Instead of “al-Qaeda,” U.S. Kills Nomads in Somalia
Saturday January 13th 2007, 11:20 am
As usual, it takes a few days for the truth to emerge, not that the corporate media here in America notices.
Instead of killing Fazul Abdullah Moham-med, Saleh Ali Saleh Nabhan and Abu Taha al-Sudani, supposedly “al-Qaeda” operatives responsible for the 1998 US embassy bombings in Nairobi and Dar es Salaam, the Pentagon killed “herdsmen … gathered with their animals around large fires at night to ward off mosquitoes” in Somalia, according to the Independent.
“Oxfam yesterday confirmed at least 70 nomads in the Afmadow district near the border with Kenya had been killed. The nomads were bombed at night and during the day while searching for water sources. Meanwhile, the US ambassador to Kenya has acknowledged that the onslaught on Islamist fighters failed to kill any of the three prime targets,” described as “backfir[ing] spectacularly” by the British newspaper.

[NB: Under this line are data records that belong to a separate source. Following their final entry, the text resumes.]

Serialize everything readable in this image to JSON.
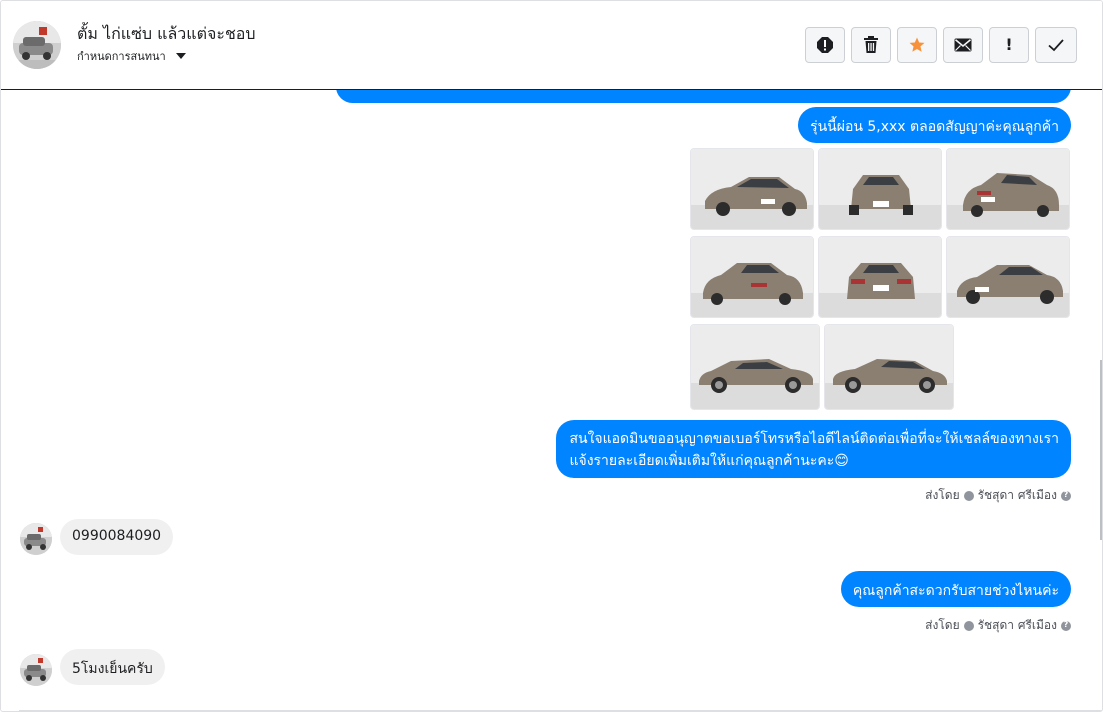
{
  "header": {
    "contact_name": "ตั้ม ไก่แซ่บ แล้วแต่จะชอบ",
    "conversation_setting": "กำหนดการสนทนา",
    "actions": [
      {
        "name": "spam-button",
        "icon": "alert-circle-icon"
      },
      {
        "name": "delete-button",
        "icon": "trash-icon"
      },
      {
        "name": "star-button",
        "icon": "star-icon",
        "color": "#f7923b"
      },
      {
        "name": "mark-unread-button",
        "icon": "envelope-icon"
      },
      {
        "name": "important-button",
        "icon": "exclamation-icon",
        "label": "!"
      },
      {
        "name": "done-button",
        "icon": "check-icon"
      }
    ]
  },
  "messages": {
    "m1": "รุ่นนี้ผ่อน 5,xxx ตลอดสัญญาค่ะคุณลูกค้า",
    "m2_line1": "สนใจแอดมินขออนุญาตขอเบอร์โทรหรือไอดีไลน์ติดต่อเพื่อที่จะให้เชลล์ของทางเรา",
    "m2_line2": "แจ้งรายละเอียดเพิ่มเติมให้แก่คุณลูกค้านะคะ😊",
    "m3": "0990084090",
    "m4": "คุณลูกค้าสะดวกรับสายช่วงไหนค่ะ",
    "m5": "5โมงเย็นครับ"
  },
  "sent_by": {
    "prefix": "ส่งโดย",
    "name": "รัชสุดา ศรีเมือง"
  },
  "photos_alt": "car-photo",
  "colors": {
    "outgoing_bubble": "#0084ff",
    "incoming_bubble": "#f1f0f0",
    "star": "#f7923b"
  }
}
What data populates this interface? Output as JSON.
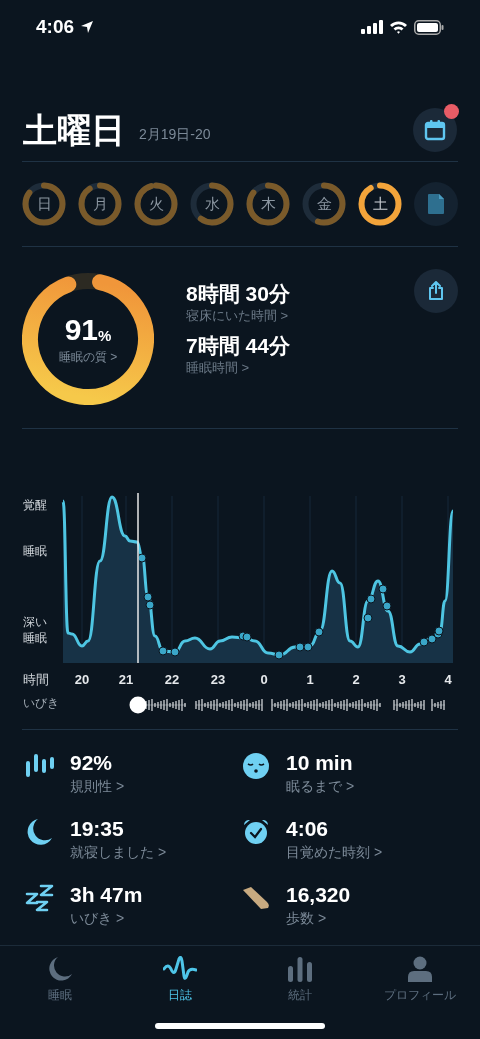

All of this runs counter to the assertions of U.S. ambassador, Michael Ranneberger, who said “that no civilians had been killed or injured and that only one attack had taken place. The UN’s refugee agency, UNHCR, reported that an estimated 100 people were wounded in Monday’s air strikes on the small fishing village of Ras Kamboni launched from the US military base in Djibouti after a mobile phone intercept.” It is not explained why impoverished nomads, in search of water, would be in possession of cell phones (or, for that matter, why there are cell phone towers in a remote area of one of the world’s poorest countries).
Read the rest here.